+++ Dataset entries

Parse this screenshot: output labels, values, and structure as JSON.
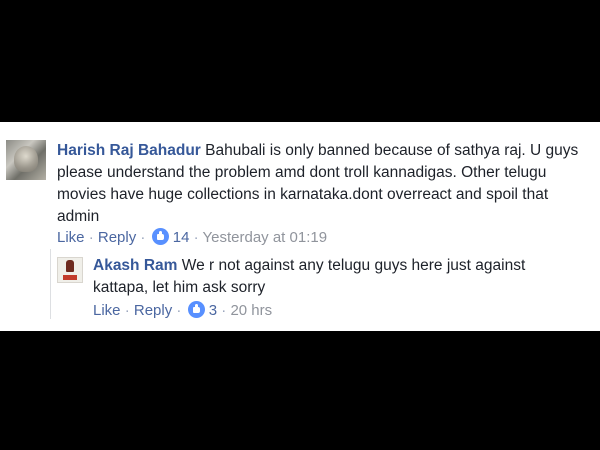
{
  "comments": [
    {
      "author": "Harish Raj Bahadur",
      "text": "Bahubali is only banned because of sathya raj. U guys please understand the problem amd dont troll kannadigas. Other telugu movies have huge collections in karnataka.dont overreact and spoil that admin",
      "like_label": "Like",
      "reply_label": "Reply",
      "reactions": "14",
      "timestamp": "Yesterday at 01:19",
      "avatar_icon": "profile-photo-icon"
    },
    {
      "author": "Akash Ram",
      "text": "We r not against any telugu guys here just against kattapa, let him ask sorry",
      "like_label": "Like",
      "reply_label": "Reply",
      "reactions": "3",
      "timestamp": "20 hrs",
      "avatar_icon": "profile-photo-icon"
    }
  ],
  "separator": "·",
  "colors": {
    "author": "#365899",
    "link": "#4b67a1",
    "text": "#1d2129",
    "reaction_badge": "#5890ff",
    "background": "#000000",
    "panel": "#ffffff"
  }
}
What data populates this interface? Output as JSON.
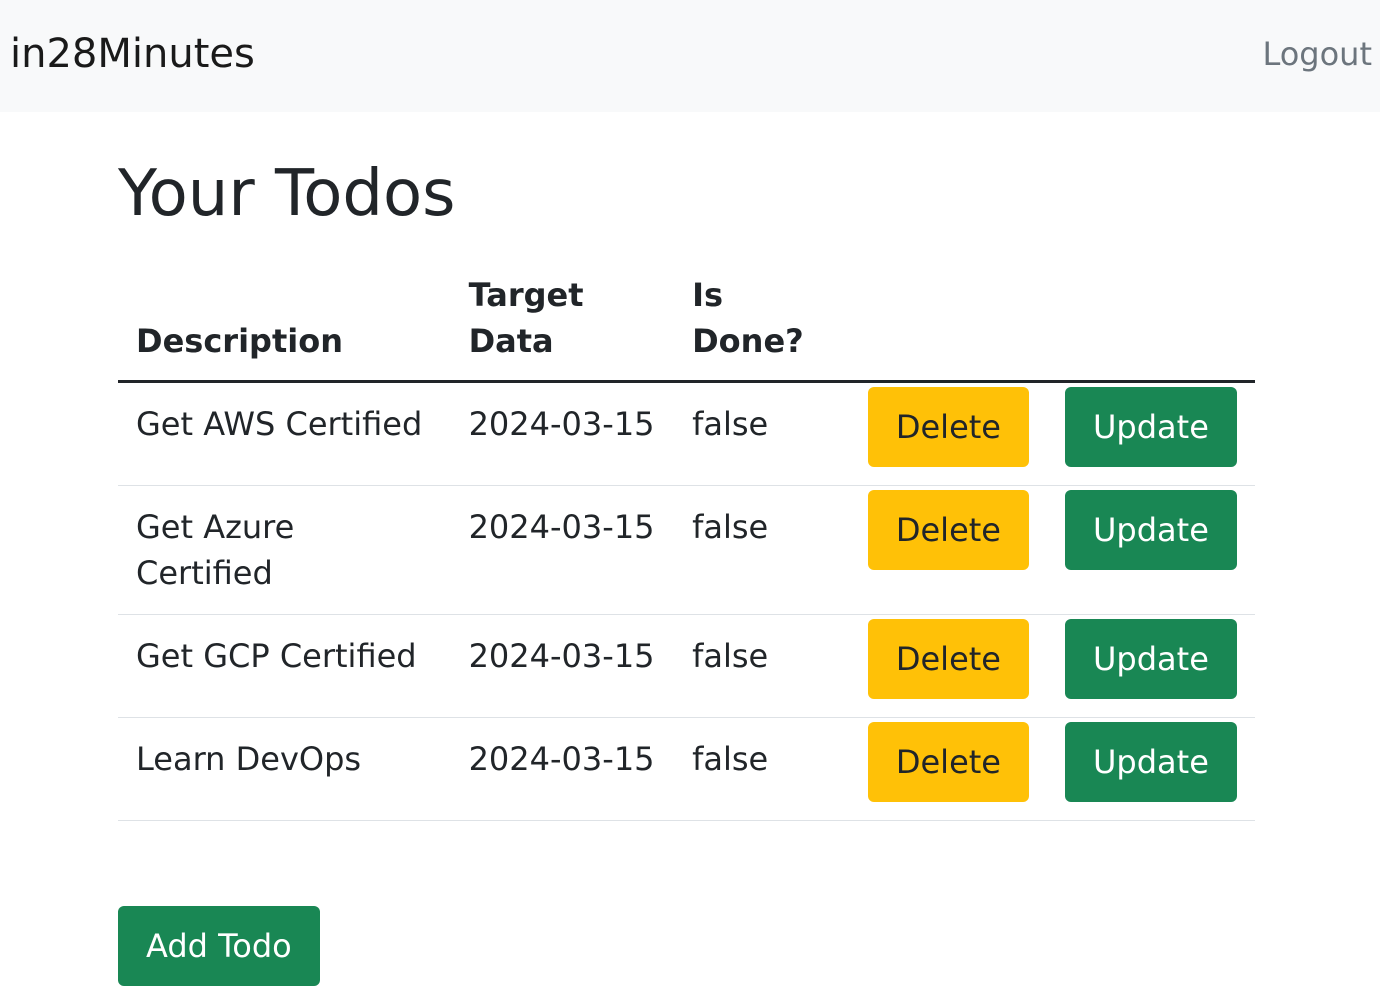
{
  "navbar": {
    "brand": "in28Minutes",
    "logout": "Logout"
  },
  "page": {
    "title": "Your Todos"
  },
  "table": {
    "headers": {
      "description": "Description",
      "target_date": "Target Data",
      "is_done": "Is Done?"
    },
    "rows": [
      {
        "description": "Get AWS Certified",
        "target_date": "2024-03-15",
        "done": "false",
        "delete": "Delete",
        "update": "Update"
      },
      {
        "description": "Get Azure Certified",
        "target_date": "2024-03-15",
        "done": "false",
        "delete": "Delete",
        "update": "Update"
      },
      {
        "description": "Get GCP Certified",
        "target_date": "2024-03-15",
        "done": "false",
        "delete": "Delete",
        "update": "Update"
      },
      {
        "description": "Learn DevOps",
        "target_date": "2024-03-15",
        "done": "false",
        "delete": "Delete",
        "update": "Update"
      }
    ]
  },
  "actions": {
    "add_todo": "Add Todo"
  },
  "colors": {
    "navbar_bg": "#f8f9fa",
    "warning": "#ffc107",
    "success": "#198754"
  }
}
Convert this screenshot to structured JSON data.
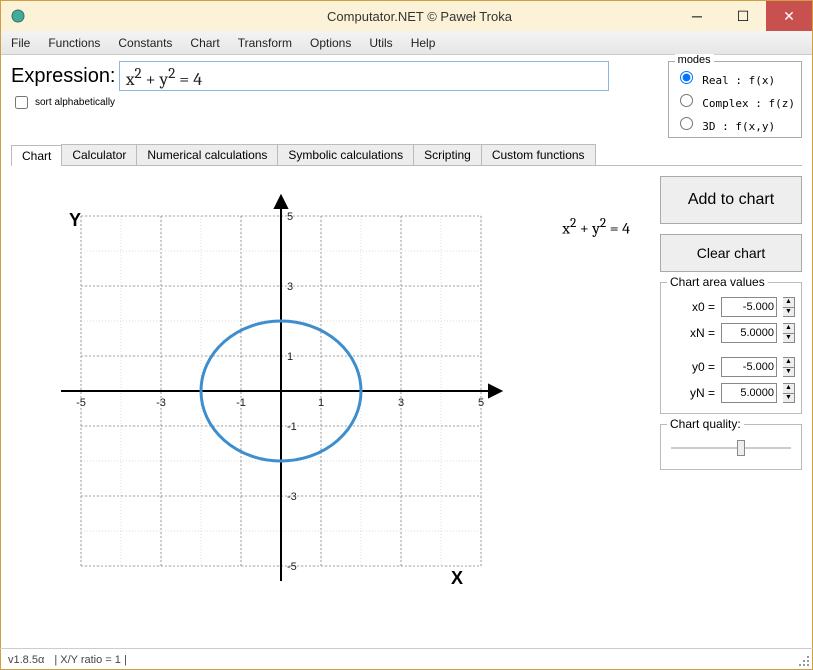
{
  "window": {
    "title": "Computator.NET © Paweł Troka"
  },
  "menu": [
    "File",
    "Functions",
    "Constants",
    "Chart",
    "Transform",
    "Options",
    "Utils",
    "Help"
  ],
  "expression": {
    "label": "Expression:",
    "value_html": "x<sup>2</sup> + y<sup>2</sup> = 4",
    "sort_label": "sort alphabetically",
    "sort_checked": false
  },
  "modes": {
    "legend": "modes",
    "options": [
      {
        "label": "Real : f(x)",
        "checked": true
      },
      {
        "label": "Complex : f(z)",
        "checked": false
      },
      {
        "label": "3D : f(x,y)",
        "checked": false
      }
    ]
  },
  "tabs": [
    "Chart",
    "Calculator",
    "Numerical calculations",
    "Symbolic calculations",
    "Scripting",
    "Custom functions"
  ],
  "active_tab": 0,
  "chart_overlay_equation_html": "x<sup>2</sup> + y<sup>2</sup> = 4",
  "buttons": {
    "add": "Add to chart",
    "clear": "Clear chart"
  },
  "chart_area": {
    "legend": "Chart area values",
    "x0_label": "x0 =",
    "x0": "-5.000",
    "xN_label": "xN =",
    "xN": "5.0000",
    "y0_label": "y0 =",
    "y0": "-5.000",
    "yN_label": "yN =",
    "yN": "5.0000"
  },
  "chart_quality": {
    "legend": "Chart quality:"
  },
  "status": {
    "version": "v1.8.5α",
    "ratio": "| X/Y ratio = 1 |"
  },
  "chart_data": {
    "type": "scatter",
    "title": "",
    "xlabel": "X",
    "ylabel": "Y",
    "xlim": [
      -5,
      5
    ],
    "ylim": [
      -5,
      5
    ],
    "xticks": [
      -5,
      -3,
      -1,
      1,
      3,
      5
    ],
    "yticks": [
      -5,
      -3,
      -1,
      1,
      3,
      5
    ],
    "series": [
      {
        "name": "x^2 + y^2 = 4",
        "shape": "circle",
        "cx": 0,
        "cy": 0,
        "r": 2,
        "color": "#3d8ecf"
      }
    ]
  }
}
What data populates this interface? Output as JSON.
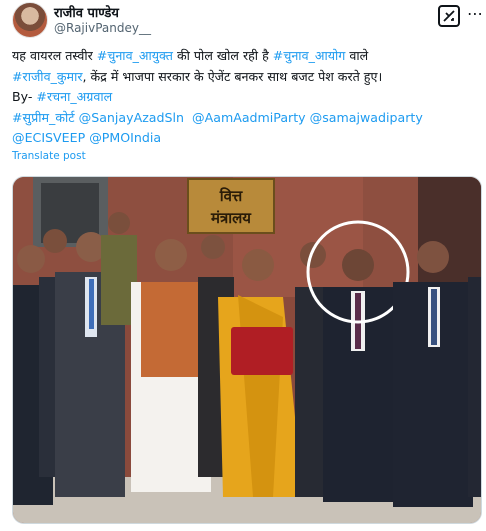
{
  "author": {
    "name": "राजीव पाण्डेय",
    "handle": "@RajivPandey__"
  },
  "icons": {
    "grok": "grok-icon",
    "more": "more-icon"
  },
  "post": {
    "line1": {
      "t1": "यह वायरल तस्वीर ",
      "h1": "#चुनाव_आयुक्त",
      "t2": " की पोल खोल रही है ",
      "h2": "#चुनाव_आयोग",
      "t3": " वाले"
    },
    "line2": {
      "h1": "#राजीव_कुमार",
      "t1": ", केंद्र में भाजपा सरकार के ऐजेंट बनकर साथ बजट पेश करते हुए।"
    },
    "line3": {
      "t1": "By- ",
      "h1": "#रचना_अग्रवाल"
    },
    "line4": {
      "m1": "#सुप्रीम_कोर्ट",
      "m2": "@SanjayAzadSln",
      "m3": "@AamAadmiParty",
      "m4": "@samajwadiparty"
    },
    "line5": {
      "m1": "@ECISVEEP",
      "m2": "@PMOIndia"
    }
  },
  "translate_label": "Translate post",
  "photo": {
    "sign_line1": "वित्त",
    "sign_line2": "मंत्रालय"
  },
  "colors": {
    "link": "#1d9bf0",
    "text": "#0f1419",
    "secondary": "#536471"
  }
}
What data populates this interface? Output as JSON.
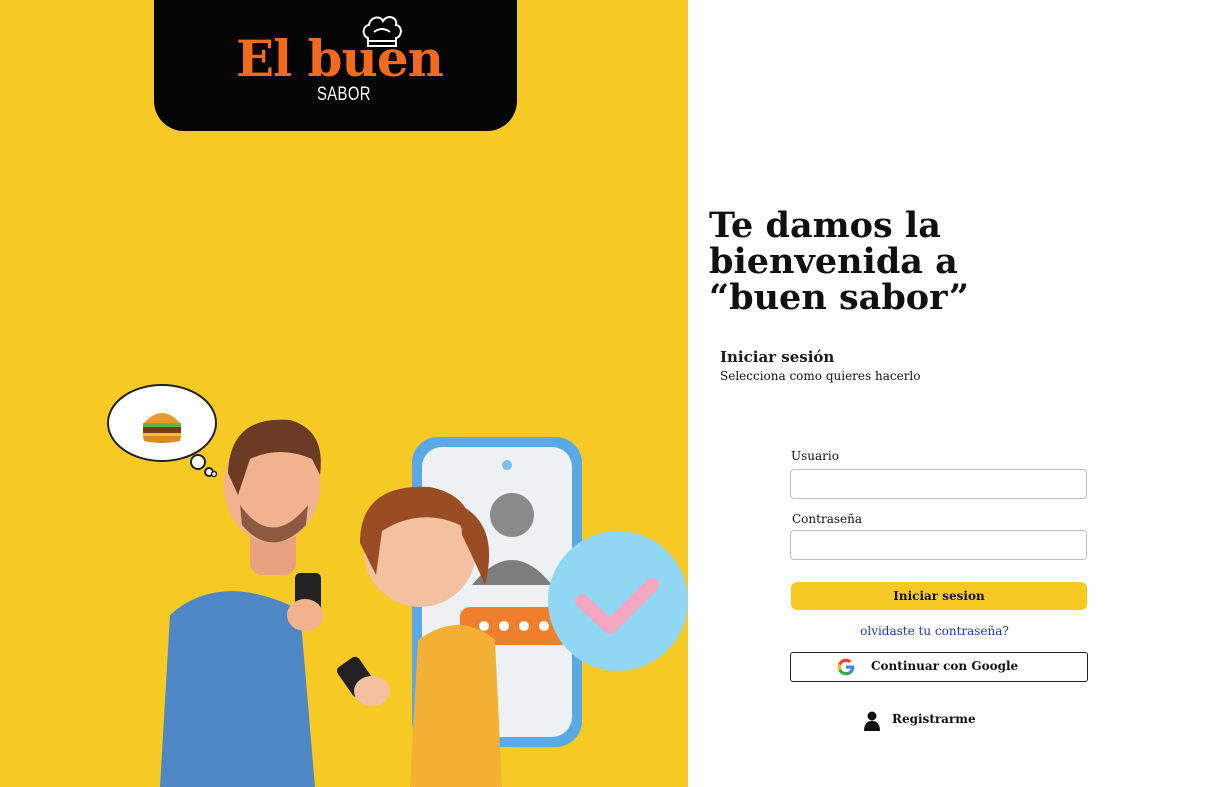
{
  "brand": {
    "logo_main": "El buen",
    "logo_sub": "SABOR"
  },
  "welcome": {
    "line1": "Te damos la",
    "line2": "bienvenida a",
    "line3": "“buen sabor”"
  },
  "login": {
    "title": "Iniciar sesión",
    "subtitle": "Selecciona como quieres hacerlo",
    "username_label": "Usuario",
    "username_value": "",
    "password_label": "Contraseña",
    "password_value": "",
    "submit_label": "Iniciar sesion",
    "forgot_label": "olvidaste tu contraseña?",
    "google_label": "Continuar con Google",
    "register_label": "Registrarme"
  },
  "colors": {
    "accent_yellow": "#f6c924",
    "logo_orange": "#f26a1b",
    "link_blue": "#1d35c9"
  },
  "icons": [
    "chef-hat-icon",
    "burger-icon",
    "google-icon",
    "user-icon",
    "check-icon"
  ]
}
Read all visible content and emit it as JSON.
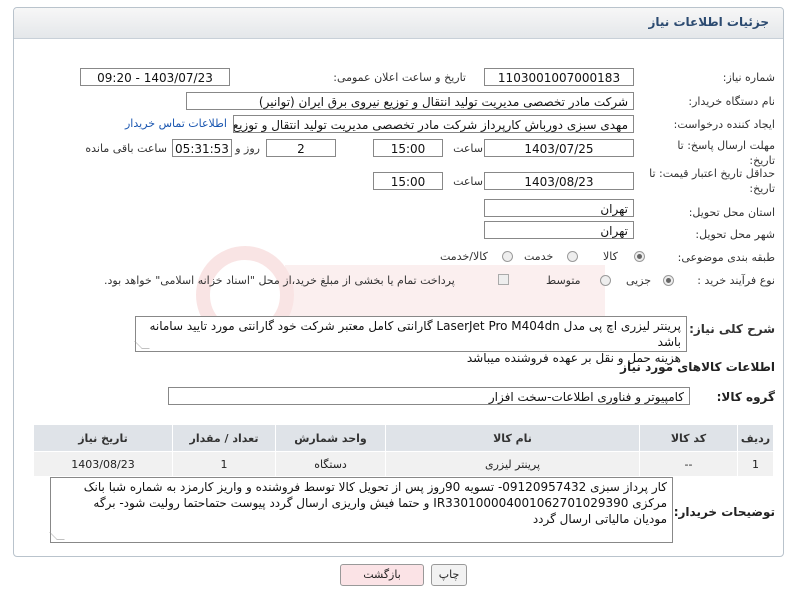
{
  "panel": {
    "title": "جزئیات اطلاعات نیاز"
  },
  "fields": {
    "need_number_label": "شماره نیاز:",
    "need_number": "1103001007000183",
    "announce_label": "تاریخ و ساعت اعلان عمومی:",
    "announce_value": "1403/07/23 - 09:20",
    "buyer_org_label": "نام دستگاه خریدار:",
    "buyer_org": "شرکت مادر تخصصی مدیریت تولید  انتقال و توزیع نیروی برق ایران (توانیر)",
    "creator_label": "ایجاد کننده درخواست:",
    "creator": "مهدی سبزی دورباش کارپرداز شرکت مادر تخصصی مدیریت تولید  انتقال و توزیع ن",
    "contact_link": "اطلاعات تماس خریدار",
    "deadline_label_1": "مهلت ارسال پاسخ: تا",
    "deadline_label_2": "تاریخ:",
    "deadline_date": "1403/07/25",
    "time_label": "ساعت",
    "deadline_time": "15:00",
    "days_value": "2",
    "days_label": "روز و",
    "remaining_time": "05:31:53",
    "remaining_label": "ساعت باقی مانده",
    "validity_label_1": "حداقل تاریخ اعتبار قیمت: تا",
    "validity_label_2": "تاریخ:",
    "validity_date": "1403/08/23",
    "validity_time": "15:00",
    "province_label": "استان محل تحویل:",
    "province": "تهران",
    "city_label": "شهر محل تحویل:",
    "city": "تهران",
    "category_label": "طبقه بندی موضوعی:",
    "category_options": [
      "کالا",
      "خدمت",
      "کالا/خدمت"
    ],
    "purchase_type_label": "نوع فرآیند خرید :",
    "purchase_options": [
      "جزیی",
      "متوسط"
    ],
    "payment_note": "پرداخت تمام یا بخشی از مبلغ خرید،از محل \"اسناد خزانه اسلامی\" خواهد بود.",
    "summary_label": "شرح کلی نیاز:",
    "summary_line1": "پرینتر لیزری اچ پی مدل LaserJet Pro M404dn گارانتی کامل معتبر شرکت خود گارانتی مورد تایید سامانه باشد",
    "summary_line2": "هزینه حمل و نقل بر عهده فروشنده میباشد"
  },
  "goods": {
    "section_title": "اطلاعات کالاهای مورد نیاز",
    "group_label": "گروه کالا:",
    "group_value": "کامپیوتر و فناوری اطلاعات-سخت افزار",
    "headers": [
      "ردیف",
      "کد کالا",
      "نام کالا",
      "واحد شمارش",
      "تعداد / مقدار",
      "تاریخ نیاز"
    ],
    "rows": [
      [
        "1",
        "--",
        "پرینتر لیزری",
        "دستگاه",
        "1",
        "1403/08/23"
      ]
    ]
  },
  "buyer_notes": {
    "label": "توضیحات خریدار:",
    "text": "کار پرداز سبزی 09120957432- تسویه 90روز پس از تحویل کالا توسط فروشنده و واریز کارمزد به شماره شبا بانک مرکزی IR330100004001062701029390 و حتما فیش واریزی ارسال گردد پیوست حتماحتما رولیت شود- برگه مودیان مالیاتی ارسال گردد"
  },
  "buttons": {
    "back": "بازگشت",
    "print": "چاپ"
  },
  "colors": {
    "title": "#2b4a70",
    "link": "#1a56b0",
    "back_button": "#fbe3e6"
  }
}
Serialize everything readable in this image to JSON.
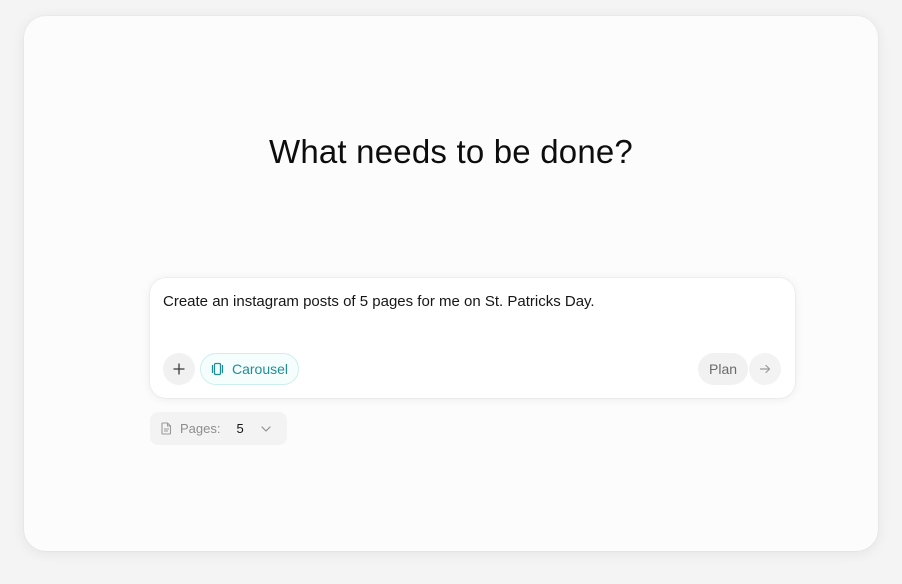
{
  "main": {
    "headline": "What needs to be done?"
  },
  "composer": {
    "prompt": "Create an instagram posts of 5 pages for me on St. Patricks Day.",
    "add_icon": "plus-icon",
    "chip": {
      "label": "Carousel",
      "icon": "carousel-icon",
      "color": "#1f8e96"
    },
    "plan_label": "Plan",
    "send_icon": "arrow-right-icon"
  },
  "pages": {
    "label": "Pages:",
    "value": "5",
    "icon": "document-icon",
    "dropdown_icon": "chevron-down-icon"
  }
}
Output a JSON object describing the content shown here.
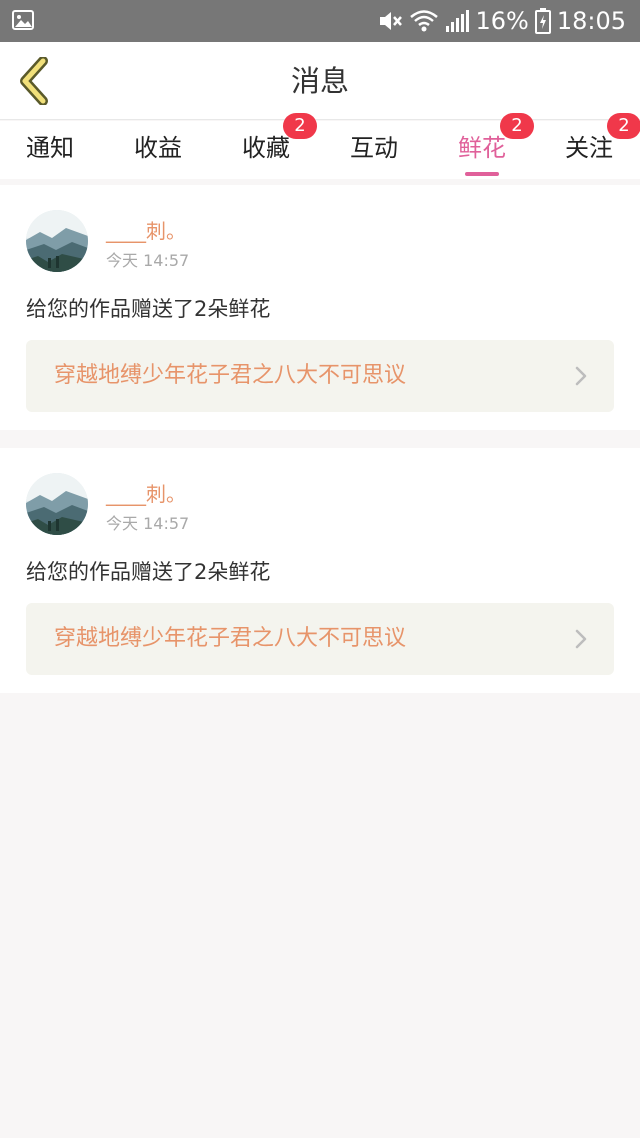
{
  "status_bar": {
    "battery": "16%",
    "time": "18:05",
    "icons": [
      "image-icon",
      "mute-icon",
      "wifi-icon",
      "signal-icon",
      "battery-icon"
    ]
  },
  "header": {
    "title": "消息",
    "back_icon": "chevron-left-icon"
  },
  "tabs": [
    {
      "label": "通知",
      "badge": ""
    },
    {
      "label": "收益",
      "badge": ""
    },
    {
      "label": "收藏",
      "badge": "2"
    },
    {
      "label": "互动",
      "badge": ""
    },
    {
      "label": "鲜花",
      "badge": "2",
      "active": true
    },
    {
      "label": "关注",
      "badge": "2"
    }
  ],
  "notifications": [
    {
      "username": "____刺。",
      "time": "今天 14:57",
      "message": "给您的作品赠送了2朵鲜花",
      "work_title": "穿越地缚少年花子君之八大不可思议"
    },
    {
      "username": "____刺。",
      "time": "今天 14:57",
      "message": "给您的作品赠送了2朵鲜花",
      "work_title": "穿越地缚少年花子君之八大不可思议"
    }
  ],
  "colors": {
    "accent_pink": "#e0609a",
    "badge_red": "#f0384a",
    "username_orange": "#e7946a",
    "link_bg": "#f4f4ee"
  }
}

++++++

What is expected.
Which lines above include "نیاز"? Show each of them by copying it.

Solution.
    "title": "جزئیات اطلاعات نیاز"
    "need_number_label": "شماره نیاز:",
    "summary_label": "شرح کلی نیاز:",
    "section_title": "اطلاعات کالاهای مورد نیاز",
      "تاریخ نیاز"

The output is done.